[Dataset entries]
******************************
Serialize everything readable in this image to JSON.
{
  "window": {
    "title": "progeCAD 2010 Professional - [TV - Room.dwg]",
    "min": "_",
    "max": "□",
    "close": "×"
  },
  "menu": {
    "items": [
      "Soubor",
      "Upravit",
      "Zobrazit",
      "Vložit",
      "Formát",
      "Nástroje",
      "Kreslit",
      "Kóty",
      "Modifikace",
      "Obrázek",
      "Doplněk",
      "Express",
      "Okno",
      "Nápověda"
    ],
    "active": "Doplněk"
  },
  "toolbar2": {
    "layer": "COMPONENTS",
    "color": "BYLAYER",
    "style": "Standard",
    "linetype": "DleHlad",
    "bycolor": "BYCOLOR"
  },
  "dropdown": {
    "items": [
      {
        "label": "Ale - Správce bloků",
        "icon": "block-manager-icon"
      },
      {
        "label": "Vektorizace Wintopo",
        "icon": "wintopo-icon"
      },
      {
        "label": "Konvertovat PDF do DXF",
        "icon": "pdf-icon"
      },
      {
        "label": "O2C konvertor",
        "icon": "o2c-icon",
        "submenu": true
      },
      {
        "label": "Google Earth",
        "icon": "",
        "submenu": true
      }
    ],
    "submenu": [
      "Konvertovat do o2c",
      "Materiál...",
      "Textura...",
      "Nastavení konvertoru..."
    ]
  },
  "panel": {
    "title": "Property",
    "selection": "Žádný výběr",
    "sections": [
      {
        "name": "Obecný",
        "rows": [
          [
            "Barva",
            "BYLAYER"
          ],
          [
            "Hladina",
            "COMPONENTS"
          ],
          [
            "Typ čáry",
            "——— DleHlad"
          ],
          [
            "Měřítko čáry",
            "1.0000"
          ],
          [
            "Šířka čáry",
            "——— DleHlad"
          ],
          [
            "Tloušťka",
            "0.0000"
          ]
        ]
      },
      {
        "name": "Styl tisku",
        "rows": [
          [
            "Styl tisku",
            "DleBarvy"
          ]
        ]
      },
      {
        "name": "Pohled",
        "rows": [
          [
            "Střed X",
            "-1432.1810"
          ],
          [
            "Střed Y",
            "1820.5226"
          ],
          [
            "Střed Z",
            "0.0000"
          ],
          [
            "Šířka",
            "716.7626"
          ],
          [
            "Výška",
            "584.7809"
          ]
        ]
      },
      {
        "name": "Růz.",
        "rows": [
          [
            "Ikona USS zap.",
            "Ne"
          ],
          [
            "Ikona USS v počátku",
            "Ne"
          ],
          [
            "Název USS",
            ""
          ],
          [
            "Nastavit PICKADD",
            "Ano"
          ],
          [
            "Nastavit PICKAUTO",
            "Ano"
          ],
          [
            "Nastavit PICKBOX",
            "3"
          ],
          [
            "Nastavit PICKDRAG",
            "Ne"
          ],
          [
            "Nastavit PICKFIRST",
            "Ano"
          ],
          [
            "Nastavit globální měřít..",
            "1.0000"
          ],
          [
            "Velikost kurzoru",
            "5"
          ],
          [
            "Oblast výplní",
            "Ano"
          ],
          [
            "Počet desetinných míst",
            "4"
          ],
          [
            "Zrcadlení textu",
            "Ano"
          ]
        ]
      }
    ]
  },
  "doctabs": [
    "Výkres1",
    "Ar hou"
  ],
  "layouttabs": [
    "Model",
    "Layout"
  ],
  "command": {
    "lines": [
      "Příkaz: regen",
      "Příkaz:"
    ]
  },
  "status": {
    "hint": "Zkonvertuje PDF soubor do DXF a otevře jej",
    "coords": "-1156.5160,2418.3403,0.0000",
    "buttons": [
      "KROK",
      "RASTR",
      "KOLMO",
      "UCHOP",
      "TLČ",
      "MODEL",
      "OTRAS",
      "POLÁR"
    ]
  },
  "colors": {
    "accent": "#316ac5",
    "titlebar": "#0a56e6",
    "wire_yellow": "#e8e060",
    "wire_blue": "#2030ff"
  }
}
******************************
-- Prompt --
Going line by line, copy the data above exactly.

-- Solution for this task --
Serialize everything readable in this image to JSON.
{
  "window": {
    "title": "progeCAD 2010 Professional - [TV - Room.dwg]",
    "min": "_",
    "max": "□",
    "close": "×"
  },
  "menu": {
    "items": [
      "Soubor",
      "Upravit",
      "Zobrazit",
      "Vložit",
      "Formát",
      "Nástroje",
      "Kreslit",
      "Kóty",
      "Modifikace",
      "Obrázek",
      "Doplněk",
      "Express",
      "Okno",
      "Nápověda"
    ],
    "active": "Doplněk"
  },
  "toolbar2": {
    "layer": "COMPONENTS",
    "color": "BYLAYER",
    "style": "Standard",
    "linetype": "DleHlad",
    "bycolor": "BYCOLOR"
  },
  "dropdown": {
    "items": [
      {
        "label": "Ale - Správce bloků",
        "icon": "block-manager-icon"
      },
      {
        "label": "Vektorizace Wintopo",
        "icon": "wintopo-icon"
      },
      {
        "label": "Konvertovat PDF do DXF",
        "icon": "pdf-icon"
      },
      {
        "label": "O2C konvertor",
        "icon": "o2c-icon",
        "submenu": true
      },
      {
        "label": "Google Earth",
        "icon": "",
        "submenu": true
      }
    ],
    "submenu": [
      "Konvertovat do o2c",
      "Materiál...",
      "Textura...",
      "Nastavení konvertoru..."
    ]
  },
  "panel": {
    "title": "Property",
    "selection": "Žádný výběr",
    "sections": [
      {
        "name": "Obecný",
        "rows": [
          [
            "Barva",
            "BYLAYER"
          ],
          [
            "Hladina",
            "COMPONENTS"
          ],
          [
            "Typ čáry",
            "——— DleHlad"
          ],
          [
            "Měřítko čáry",
            "1.0000"
          ],
          [
            "Šířka čáry",
            "——— DleHlad"
          ],
          [
            "Tloušťka",
            "0.0000"
          ]
        ]
      },
      {
        "name": "Styl tisku",
        "rows": [
          [
            "Styl tisku",
            "DleBarvy"
          ]
        ]
      },
      {
        "name": "Pohled",
        "rows": [
          [
            "Střed X",
            "-1432.1810"
          ],
          [
            "Střed Y",
            "1820.5226"
          ],
          [
            "Střed Z",
            "0.0000"
          ],
          [
            "Šířka",
            "716.7626"
          ],
          [
            "Výška",
            "584.7809"
          ]
        ]
      },
      {
        "name": "Růz.",
        "rows": [
          [
            "Ikona USS zap.",
            "Ne"
          ],
          [
            "Ikona USS v počátku",
            "Ne"
          ],
          [
            "Název USS",
            ""
          ],
          [
            "Nastavit PICKADD",
            "Ano"
          ],
          [
            "Nastavit PICKAUTO",
            "Ano"
          ],
          [
            "Nastavit PICKBOX",
            "3"
          ],
          [
            "Nastavit PICKDRAG",
            "Ne"
          ],
          [
            "Nastavit PICKFIRST",
            "Ano"
          ],
          [
            "Nastavit globální měřít..",
            "1.0000"
          ],
          [
            "Velikost kurzoru",
            "5"
          ],
          [
            "Oblast výplní",
            "Ano"
          ],
          [
            "Počet desetinných míst",
            "4"
          ],
          [
            "Zrcadlení textu",
            "Ano"
          ]
        ]
      }
    ]
  },
  "doctabs": [
    "Výkres1",
    "Ar hou"
  ],
  "layouttabs": [
    "Model",
    "Layout"
  ],
  "command": {
    "lines": [
      "Příkaz: regen",
      "Příkaz:"
    ]
  },
  "status": {
    "hint": "Zkonvertuje PDF soubor do DXF a otevře jej",
    "coords": "-1156.5160,2418.3403,0.0000",
    "buttons": [
      "KROK",
      "RASTR",
      "KOLMO",
      "UCHOP",
      "TLČ",
      "MODEL",
      "OTRAS",
      "POLÁR"
    ]
  },
  "colors": {
    "accent": "#316ac5",
    "titlebar": "#0a56e6",
    "wire_yellow": "#e8e060",
    "wire_blue": "#2030ff"
  }
}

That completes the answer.